**Task to carry out**
How many lines in the records below hold the string "JSON"? Please answer with the number and nothing more.

**Given entries**
───
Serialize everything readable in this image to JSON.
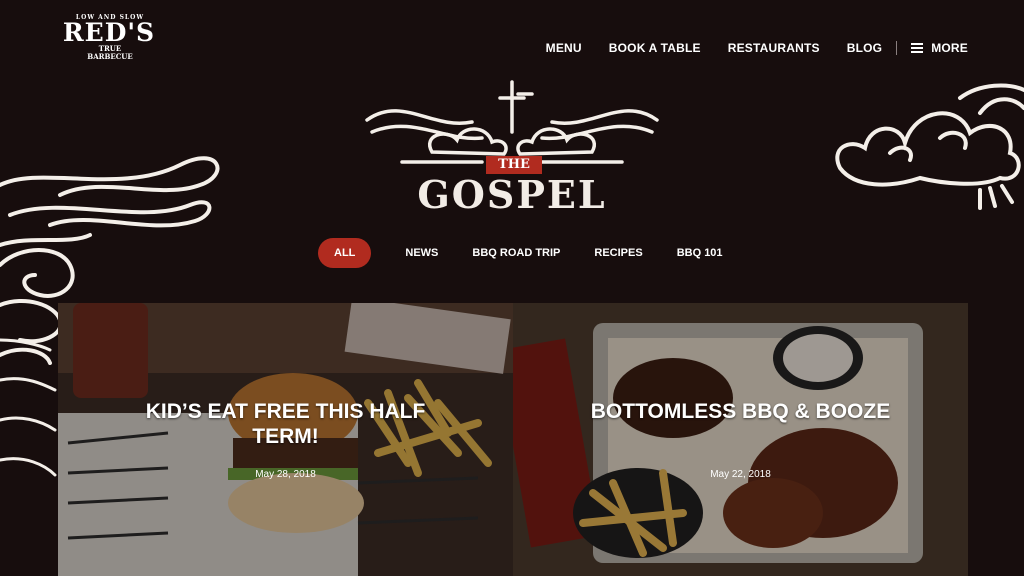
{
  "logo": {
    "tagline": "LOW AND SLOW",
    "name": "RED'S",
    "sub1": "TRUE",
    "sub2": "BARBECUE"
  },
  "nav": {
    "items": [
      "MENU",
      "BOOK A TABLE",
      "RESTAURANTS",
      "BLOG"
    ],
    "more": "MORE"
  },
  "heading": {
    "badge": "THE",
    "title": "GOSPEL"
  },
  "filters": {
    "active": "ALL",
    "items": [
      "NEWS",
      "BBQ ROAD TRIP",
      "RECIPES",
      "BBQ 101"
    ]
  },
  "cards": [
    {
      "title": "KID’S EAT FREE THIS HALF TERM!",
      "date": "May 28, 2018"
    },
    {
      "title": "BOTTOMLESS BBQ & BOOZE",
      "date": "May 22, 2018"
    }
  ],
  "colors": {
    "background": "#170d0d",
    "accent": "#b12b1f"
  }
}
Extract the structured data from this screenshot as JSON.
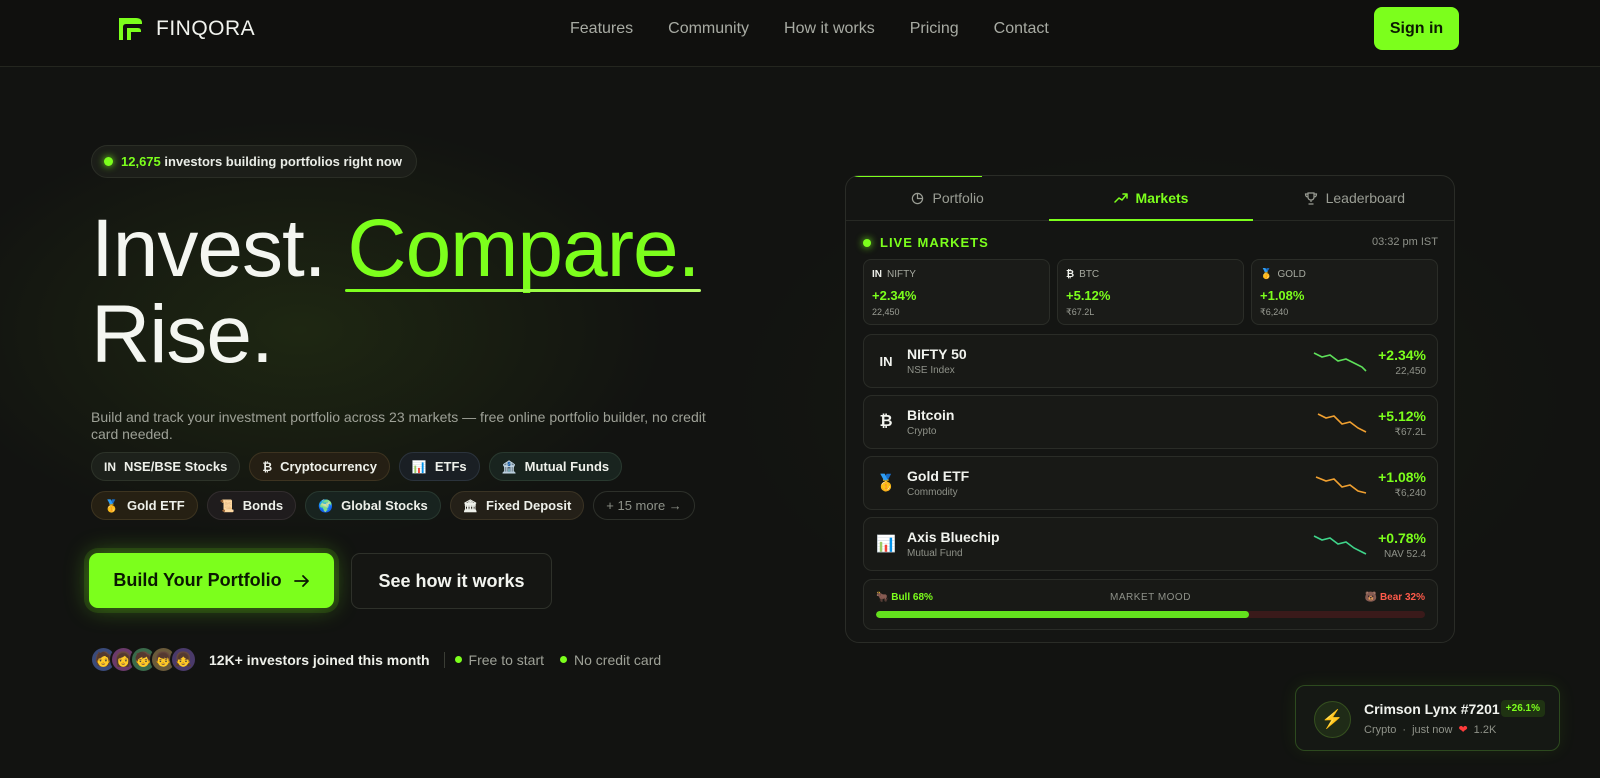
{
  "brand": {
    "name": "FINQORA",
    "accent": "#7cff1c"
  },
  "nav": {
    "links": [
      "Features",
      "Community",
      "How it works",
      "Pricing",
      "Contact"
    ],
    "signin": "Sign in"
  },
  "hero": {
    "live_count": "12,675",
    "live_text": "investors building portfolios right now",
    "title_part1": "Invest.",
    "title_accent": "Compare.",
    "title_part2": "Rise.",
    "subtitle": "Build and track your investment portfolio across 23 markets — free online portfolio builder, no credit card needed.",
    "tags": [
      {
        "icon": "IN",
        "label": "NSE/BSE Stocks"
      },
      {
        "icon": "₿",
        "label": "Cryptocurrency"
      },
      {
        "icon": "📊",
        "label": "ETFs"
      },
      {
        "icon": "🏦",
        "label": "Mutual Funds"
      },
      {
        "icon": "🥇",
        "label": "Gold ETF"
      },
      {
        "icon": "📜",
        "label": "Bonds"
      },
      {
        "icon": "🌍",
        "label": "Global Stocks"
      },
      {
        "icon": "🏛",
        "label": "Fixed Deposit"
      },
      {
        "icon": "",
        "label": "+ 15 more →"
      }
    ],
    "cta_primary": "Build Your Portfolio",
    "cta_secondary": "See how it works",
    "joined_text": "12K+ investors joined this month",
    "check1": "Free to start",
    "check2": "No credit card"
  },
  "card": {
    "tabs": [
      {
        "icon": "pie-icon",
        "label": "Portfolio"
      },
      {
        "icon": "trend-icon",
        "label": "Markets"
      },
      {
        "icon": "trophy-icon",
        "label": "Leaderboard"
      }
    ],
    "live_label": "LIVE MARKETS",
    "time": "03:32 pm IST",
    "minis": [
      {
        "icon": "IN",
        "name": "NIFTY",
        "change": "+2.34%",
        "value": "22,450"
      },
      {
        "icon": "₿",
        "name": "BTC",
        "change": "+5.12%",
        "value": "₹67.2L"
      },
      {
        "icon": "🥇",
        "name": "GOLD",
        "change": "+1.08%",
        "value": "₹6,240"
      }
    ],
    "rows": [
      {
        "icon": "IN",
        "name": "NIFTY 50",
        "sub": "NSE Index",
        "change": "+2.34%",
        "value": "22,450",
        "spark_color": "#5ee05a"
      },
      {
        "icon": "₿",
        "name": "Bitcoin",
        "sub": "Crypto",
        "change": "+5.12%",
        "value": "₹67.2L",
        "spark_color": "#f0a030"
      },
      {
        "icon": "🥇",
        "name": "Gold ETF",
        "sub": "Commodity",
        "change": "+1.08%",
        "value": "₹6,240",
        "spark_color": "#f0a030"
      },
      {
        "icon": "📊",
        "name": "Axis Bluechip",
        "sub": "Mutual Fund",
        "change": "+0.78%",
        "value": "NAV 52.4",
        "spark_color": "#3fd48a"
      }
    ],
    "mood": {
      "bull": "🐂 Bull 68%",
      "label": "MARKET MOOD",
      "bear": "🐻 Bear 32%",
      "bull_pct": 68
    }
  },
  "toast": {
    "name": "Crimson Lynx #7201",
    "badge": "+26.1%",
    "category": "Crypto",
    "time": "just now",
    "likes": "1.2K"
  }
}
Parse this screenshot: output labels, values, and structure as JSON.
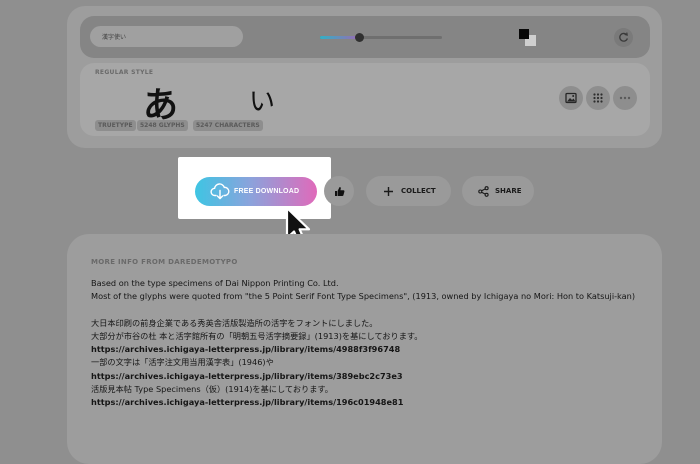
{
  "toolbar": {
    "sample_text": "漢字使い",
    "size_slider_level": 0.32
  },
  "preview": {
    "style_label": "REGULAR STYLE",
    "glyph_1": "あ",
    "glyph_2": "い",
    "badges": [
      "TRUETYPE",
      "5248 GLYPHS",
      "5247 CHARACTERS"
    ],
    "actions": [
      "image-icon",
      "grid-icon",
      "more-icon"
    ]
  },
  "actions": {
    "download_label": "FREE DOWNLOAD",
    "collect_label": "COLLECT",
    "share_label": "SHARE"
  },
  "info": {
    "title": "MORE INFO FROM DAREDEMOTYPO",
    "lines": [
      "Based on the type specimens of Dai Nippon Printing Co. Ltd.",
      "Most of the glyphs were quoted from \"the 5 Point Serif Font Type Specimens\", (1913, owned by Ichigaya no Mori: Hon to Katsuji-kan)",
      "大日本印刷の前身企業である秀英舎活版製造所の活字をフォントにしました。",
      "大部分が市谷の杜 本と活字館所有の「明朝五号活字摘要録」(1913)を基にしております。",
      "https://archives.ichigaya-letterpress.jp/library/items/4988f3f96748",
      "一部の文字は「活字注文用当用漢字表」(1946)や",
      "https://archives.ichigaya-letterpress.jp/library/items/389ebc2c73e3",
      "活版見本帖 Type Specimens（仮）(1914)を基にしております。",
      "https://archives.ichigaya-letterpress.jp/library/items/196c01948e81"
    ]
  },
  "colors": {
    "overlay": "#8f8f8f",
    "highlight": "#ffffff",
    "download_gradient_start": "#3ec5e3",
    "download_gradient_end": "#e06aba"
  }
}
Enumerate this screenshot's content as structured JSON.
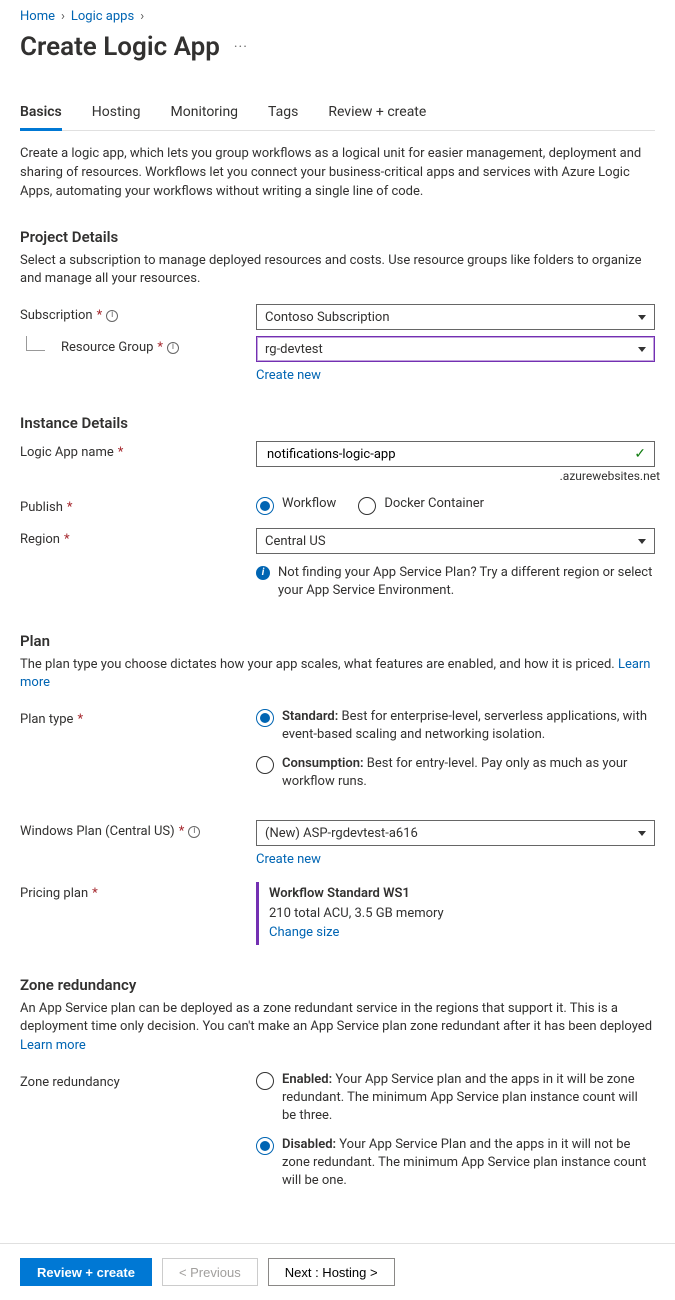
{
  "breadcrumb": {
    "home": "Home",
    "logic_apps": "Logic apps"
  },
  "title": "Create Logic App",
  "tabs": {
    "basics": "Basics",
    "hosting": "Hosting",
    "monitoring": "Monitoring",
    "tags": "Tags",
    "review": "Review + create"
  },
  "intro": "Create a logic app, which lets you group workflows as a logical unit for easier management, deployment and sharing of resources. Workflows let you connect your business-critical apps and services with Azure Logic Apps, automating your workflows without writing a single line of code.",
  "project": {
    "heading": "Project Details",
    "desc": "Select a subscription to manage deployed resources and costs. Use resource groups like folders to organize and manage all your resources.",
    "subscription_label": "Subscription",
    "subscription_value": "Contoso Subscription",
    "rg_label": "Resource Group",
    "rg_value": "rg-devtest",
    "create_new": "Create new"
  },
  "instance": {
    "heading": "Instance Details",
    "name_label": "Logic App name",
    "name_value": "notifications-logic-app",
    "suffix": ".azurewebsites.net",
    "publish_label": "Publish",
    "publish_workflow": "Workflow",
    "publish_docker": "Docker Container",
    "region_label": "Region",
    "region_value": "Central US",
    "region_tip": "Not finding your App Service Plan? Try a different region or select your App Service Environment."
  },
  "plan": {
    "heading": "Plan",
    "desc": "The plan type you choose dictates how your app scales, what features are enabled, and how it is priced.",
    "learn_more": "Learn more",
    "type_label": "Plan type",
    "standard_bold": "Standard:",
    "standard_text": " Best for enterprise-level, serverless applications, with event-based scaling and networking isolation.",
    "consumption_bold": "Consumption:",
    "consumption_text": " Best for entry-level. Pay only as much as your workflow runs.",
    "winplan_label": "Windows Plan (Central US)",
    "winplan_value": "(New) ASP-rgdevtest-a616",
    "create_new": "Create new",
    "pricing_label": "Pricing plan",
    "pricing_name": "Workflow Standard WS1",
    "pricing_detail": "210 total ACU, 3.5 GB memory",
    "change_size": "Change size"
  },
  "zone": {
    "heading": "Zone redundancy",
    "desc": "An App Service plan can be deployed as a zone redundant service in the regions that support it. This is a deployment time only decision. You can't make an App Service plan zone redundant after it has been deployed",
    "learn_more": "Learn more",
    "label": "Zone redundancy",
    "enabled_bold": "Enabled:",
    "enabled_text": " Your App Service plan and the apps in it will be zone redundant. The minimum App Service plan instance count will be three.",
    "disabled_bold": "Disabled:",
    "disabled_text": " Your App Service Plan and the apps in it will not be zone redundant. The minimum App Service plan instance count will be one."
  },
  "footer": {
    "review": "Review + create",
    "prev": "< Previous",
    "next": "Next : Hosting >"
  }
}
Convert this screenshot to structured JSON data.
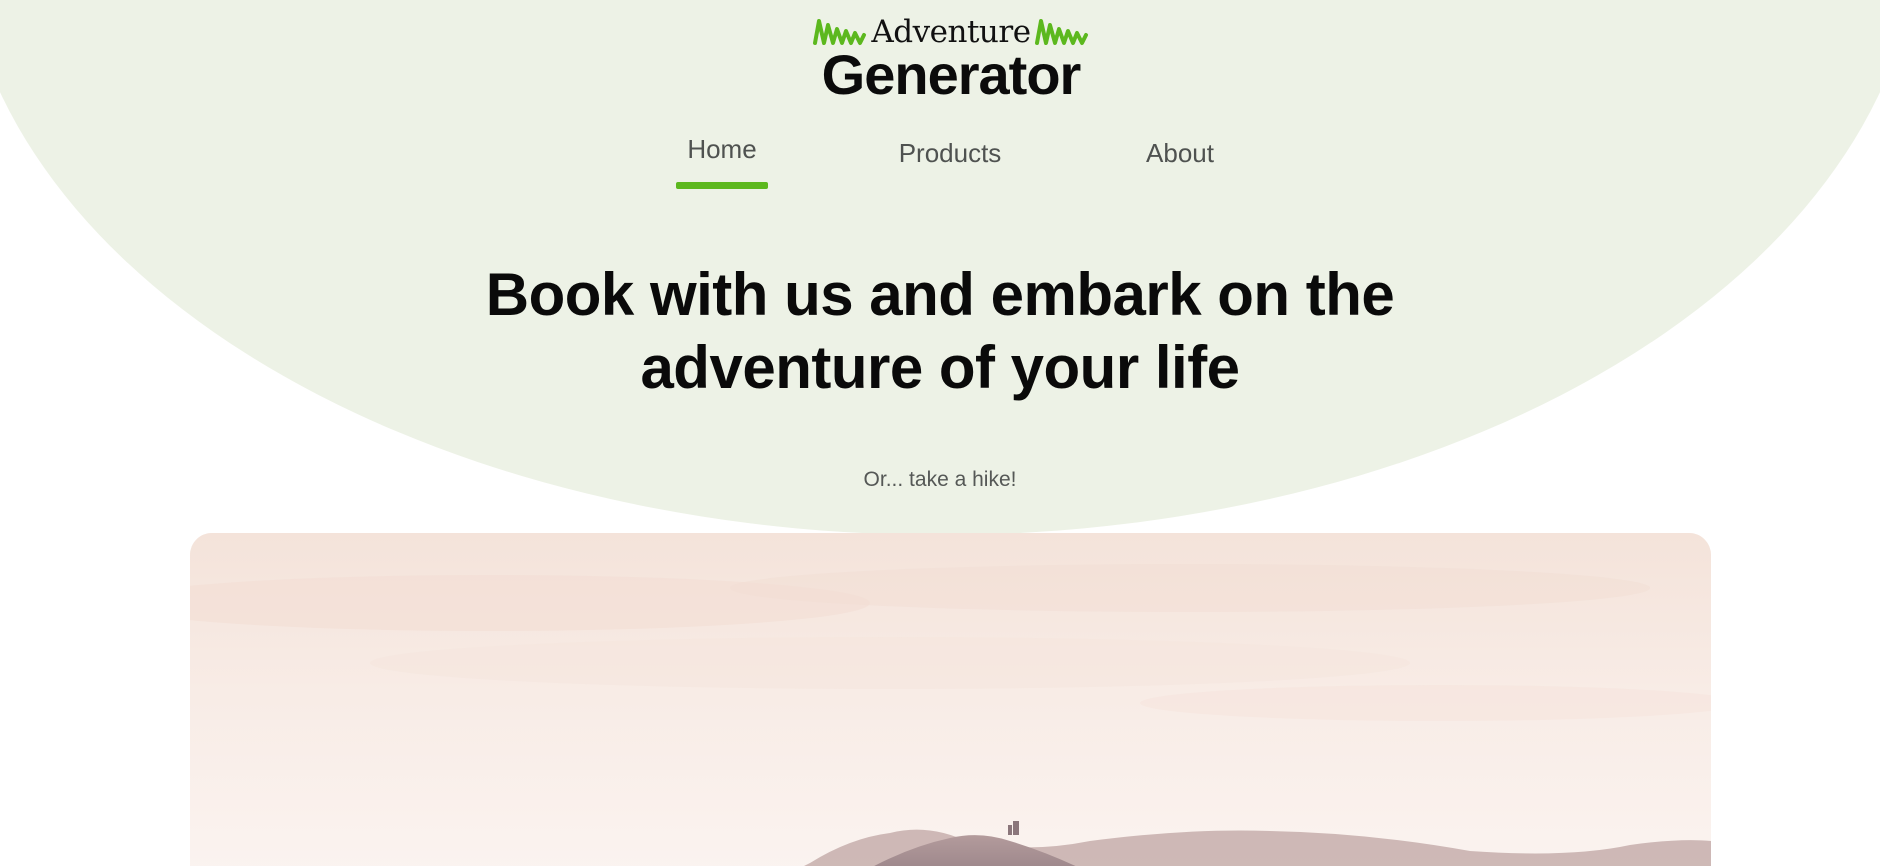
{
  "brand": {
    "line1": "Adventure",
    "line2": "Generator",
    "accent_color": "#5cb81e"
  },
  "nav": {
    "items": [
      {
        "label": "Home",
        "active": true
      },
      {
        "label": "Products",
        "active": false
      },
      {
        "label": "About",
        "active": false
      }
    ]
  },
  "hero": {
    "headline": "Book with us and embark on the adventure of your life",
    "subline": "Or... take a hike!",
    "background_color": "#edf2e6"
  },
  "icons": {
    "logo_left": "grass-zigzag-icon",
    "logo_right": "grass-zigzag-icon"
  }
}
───
**Task result**
5